> _What the task asks_:
From the first line to the last, output the records exactly and drop any images.

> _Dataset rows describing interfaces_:

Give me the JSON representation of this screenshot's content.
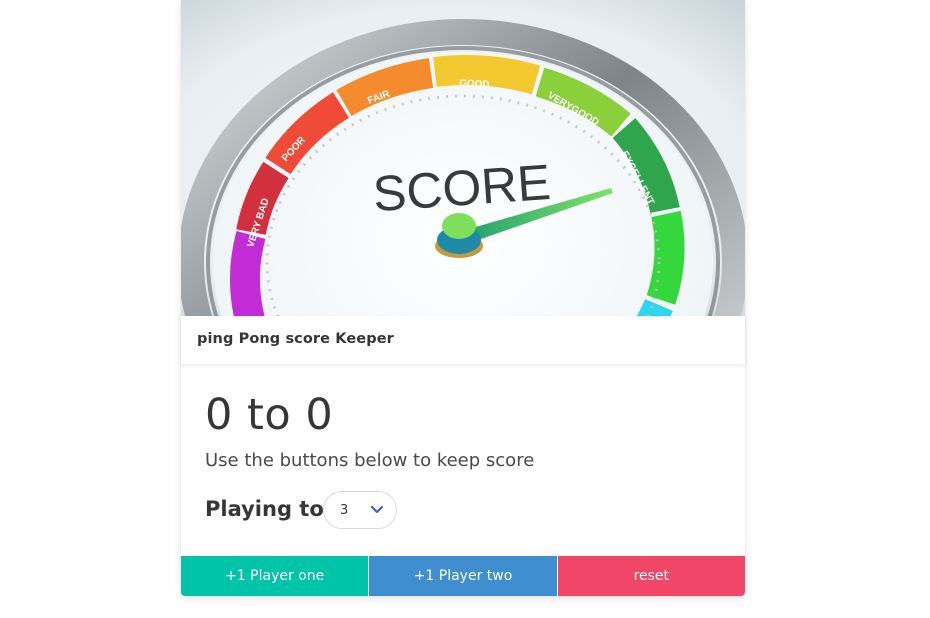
{
  "image": {
    "gauge_center_word": "SCORE",
    "segments": [
      "VERY BAD",
      "POOR",
      "FAIR",
      "GOOD",
      "VERYGOOD",
      "EXCELLENT"
    ]
  },
  "header": {
    "title": "ping Pong score Keeper"
  },
  "content": {
    "score": {
      "player_one": "0",
      "separator": "to",
      "player_two": "0"
    },
    "subtitle": "Use the buttons below to keep score",
    "playing_to_label": "Playing to",
    "playing_to_value": "3"
  },
  "footer": {
    "player_one_label": "+1 Player one",
    "player_two_label": "+1 Player two",
    "reset_label": "reset"
  },
  "colors": {
    "player_one": "#00c4a7",
    "player_two": "#3e8ed0",
    "reset": "#f14668",
    "select_arrow": "#485fc7"
  }
}
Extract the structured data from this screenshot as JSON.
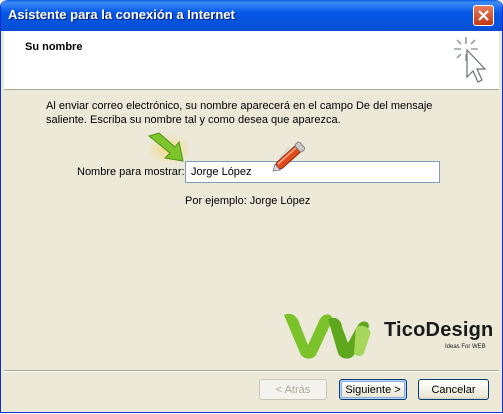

> _Answer section_:
Give me the JSON representation of this screenshot's content.
{
  "image": {
    "gauge_center_word": "SCORE",
    "segments": [
      "VERY BAD",
      "POOR",
      "FAIR",
      "GOOD",
      "VERYGOOD",
      "EXCELLENT"
    ]
  },
  "header": {
    "title": "ping Pong score Keeper"
  },
  "content": {
    "score": {
      "player_one": "0",
      "separator": "to",
      "player_two": "0"
    },
    "subtitle": "Use the buttons below to keep score",
    "playing_to_label": "Playing to",
    "playing_to_value": "3"
  },
  "footer": {
    "player_one_label": "+1 Player one",
    "player_two_label": "+1 Player two",
    "reset_label": "reset"
  },
  "colors": {
    "player_one": "#00c4a7",
    "player_two": "#3e8ed0",
    "reset": "#f14668",
    "select_arrow": "#485fc7"
  }
}
Extract the structured data from this screenshot as JSON.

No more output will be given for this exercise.